[To do]
The entire listing below is to be reproduced exactly.

[Records for this task]
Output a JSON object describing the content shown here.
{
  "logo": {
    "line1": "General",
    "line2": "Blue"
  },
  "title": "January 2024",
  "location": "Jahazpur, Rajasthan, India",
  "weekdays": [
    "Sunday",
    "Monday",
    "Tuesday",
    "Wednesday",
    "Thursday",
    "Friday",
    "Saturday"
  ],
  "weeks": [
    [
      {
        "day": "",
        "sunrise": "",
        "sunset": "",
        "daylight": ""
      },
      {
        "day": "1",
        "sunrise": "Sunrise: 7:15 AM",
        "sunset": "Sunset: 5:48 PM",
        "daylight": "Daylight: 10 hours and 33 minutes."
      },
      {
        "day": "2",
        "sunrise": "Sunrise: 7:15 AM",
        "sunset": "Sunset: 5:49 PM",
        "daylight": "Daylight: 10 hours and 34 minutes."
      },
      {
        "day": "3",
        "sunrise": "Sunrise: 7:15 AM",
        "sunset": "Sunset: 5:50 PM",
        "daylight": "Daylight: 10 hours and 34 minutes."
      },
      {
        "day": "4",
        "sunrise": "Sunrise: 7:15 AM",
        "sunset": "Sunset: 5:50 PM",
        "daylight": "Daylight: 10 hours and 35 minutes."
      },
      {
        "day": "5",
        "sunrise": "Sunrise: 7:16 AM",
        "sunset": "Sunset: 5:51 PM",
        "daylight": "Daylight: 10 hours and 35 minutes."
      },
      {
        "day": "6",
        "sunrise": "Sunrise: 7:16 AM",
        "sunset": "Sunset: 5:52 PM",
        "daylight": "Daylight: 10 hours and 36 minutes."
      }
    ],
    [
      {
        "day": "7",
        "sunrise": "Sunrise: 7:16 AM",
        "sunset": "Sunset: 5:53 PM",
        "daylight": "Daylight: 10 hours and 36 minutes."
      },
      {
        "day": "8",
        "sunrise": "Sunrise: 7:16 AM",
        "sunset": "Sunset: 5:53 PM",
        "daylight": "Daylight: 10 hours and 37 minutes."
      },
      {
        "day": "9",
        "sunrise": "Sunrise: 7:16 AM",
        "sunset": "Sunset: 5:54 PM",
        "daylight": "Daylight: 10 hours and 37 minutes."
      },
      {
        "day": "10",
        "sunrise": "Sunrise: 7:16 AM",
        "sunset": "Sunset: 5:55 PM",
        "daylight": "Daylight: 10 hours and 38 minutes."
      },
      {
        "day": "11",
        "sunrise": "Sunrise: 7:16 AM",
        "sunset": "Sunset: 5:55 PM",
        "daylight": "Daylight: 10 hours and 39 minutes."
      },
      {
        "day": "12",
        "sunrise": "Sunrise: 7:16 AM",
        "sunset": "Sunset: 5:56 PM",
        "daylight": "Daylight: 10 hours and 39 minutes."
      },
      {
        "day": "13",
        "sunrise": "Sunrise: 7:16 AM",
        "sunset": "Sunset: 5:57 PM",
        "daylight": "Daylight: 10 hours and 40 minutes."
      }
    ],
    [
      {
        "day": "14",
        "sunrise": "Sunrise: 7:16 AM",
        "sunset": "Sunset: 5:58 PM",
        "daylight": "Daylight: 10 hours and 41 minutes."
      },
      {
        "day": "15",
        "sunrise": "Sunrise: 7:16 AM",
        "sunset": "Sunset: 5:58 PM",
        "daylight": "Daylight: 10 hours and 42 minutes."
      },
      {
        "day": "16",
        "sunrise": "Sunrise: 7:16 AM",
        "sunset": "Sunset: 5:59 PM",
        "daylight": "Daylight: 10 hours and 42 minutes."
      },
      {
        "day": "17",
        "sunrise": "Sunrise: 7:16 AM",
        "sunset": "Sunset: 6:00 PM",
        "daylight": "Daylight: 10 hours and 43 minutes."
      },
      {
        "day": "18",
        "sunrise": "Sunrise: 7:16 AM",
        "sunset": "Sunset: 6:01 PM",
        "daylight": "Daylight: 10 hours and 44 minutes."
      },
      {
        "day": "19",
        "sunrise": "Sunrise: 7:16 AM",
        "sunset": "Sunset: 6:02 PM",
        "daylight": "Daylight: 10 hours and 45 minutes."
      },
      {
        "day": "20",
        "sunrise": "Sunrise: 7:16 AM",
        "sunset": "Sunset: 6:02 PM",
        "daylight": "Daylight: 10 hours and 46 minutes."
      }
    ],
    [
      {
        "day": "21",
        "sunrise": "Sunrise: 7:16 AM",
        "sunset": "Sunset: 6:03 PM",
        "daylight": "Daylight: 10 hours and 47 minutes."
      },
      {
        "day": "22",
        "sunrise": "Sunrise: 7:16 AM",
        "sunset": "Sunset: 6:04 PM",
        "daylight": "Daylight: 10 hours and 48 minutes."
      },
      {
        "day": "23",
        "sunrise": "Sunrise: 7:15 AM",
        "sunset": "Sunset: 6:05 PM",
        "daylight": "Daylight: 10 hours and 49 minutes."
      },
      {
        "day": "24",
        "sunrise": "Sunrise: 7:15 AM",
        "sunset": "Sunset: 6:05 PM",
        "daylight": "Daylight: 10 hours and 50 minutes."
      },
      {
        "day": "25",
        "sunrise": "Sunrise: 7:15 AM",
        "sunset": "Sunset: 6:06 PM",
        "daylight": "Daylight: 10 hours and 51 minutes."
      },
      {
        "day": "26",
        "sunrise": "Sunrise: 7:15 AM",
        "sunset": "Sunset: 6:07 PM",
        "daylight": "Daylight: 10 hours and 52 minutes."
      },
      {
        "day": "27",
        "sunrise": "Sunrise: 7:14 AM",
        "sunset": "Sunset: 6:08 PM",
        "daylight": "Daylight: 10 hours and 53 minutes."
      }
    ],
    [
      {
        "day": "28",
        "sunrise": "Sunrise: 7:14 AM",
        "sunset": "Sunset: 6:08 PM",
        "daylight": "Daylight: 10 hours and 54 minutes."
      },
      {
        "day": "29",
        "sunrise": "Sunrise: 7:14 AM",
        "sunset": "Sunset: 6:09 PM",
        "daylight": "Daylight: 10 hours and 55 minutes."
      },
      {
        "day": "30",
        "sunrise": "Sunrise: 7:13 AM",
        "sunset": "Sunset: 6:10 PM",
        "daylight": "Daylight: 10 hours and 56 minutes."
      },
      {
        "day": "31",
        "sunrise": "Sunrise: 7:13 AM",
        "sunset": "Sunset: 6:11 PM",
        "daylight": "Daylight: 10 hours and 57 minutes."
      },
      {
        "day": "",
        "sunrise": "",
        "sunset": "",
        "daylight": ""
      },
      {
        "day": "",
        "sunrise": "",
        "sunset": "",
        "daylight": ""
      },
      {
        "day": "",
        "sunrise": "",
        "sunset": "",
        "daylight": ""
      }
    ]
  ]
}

[Solution]
Output a JSON object describing the content shown here.
{
  "logo": {
    "line1": "General",
    "line2": "Blue"
  },
  "title": "January 2024",
  "location": "Jahazpur, Rajasthan, India",
  "weekdays": [
    "Sunday",
    "Monday",
    "Tuesday",
    "Wednesday",
    "Thursday",
    "Friday",
    "Saturday"
  ],
  "weeks": [
    [
      {
        "day": "",
        "sunrise": "",
        "sunset": "",
        "daylight": ""
      },
      {
        "day": "1",
        "sunrise": "Sunrise: 7:15 AM",
        "sunset": "Sunset: 5:48 PM",
        "daylight": "Daylight: 10 hours and 33 minutes."
      },
      {
        "day": "2",
        "sunrise": "Sunrise: 7:15 AM",
        "sunset": "Sunset: 5:49 PM",
        "daylight": "Daylight: 10 hours and 34 minutes."
      },
      {
        "day": "3",
        "sunrise": "Sunrise: 7:15 AM",
        "sunset": "Sunset: 5:50 PM",
        "daylight": "Daylight: 10 hours and 34 minutes."
      },
      {
        "day": "4",
        "sunrise": "Sunrise: 7:15 AM",
        "sunset": "Sunset: 5:50 PM",
        "daylight": "Daylight: 10 hours and 35 minutes."
      },
      {
        "day": "5",
        "sunrise": "Sunrise: 7:16 AM",
        "sunset": "Sunset: 5:51 PM",
        "daylight": "Daylight: 10 hours and 35 minutes."
      },
      {
        "day": "6",
        "sunrise": "Sunrise: 7:16 AM",
        "sunset": "Sunset: 5:52 PM",
        "daylight": "Daylight: 10 hours and 36 minutes."
      }
    ],
    [
      {
        "day": "7",
        "sunrise": "Sunrise: 7:16 AM",
        "sunset": "Sunset: 5:53 PM",
        "daylight": "Daylight: 10 hours and 36 minutes."
      },
      {
        "day": "8",
        "sunrise": "Sunrise: 7:16 AM",
        "sunset": "Sunset: 5:53 PM",
        "daylight": "Daylight: 10 hours and 37 minutes."
      },
      {
        "day": "9",
        "sunrise": "Sunrise: 7:16 AM",
        "sunset": "Sunset: 5:54 PM",
        "daylight": "Daylight: 10 hours and 37 minutes."
      },
      {
        "day": "10",
        "sunrise": "Sunrise: 7:16 AM",
        "sunset": "Sunset: 5:55 PM",
        "daylight": "Daylight: 10 hours and 38 minutes."
      },
      {
        "day": "11",
        "sunrise": "Sunrise: 7:16 AM",
        "sunset": "Sunset: 5:55 PM",
        "daylight": "Daylight: 10 hours and 39 minutes."
      },
      {
        "day": "12",
        "sunrise": "Sunrise: 7:16 AM",
        "sunset": "Sunset: 5:56 PM",
        "daylight": "Daylight: 10 hours and 39 minutes."
      },
      {
        "day": "13",
        "sunrise": "Sunrise: 7:16 AM",
        "sunset": "Sunset: 5:57 PM",
        "daylight": "Daylight: 10 hours and 40 minutes."
      }
    ],
    [
      {
        "day": "14",
        "sunrise": "Sunrise: 7:16 AM",
        "sunset": "Sunset: 5:58 PM",
        "daylight": "Daylight: 10 hours and 41 minutes."
      },
      {
        "day": "15",
        "sunrise": "Sunrise: 7:16 AM",
        "sunset": "Sunset: 5:58 PM",
        "daylight": "Daylight: 10 hours and 42 minutes."
      },
      {
        "day": "16",
        "sunrise": "Sunrise: 7:16 AM",
        "sunset": "Sunset: 5:59 PM",
        "daylight": "Daylight: 10 hours and 42 minutes."
      },
      {
        "day": "17",
        "sunrise": "Sunrise: 7:16 AM",
        "sunset": "Sunset: 6:00 PM",
        "daylight": "Daylight: 10 hours and 43 minutes."
      },
      {
        "day": "18",
        "sunrise": "Sunrise: 7:16 AM",
        "sunset": "Sunset: 6:01 PM",
        "daylight": "Daylight: 10 hours and 44 minutes."
      },
      {
        "day": "19",
        "sunrise": "Sunrise: 7:16 AM",
        "sunset": "Sunset: 6:02 PM",
        "daylight": "Daylight: 10 hours and 45 minutes."
      },
      {
        "day": "20",
        "sunrise": "Sunrise: 7:16 AM",
        "sunset": "Sunset: 6:02 PM",
        "daylight": "Daylight: 10 hours and 46 minutes."
      }
    ],
    [
      {
        "day": "21",
        "sunrise": "Sunrise: 7:16 AM",
        "sunset": "Sunset: 6:03 PM",
        "daylight": "Daylight: 10 hours and 47 minutes."
      },
      {
        "day": "22",
        "sunrise": "Sunrise: 7:16 AM",
        "sunset": "Sunset: 6:04 PM",
        "daylight": "Daylight: 10 hours and 48 minutes."
      },
      {
        "day": "23",
        "sunrise": "Sunrise: 7:15 AM",
        "sunset": "Sunset: 6:05 PM",
        "daylight": "Daylight: 10 hours and 49 minutes."
      },
      {
        "day": "24",
        "sunrise": "Sunrise: 7:15 AM",
        "sunset": "Sunset: 6:05 PM",
        "daylight": "Daylight: 10 hours and 50 minutes."
      },
      {
        "day": "25",
        "sunrise": "Sunrise: 7:15 AM",
        "sunset": "Sunset: 6:06 PM",
        "daylight": "Daylight: 10 hours and 51 minutes."
      },
      {
        "day": "26",
        "sunrise": "Sunrise: 7:15 AM",
        "sunset": "Sunset: 6:07 PM",
        "daylight": "Daylight: 10 hours and 52 minutes."
      },
      {
        "day": "27",
        "sunrise": "Sunrise: 7:14 AM",
        "sunset": "Sunset: 6:08 PM",
        "daylight": "Daylight: 10 hours and 53 minutes."
      }
    ],
    [
      {
        "day": "28",
        "sunrise": "Sunrise: 7:14 AM",
        "sunset": "Sunset: 6:08 PM",
        "daylight": "Daylight: 10 hours and 54 minutes."
      },
      {
        "day": "29",
        "sunrise": "Sunrise: 7:14 AM",
        "sunset": "Sunset: 6:09 PM",
        "daylight": "Daylight: 10 hours and 55 minutes."
      },
      {
        "day": "30",
        "sunrise": "Sunrise: 7:13 AM",
        "sunset": "Sunset: 6:10 PM",
        "daylight": "Daylight: 10 hours and 56 minutes."
      },
      {
        "day": "31",
        "sunrise": "Sunrise: 7:13 AM",
        "sunset": "Sunset: 6:11 PM",
        "daylight": "Daylight: 10 hours and 57 minutes."
      },
      {
        "day": "",
        "sunrise": "",
        "sunset": "",
        "daylight": ""
      },
      {
        "day": "",
        "sunrise": "",
        "sunset": "",
        "daylight": ""
      },
      {
        "day": "",
        "sunrise": "",
        "sunset": "",
        "daylight": ""
      }
    ]
  ]
}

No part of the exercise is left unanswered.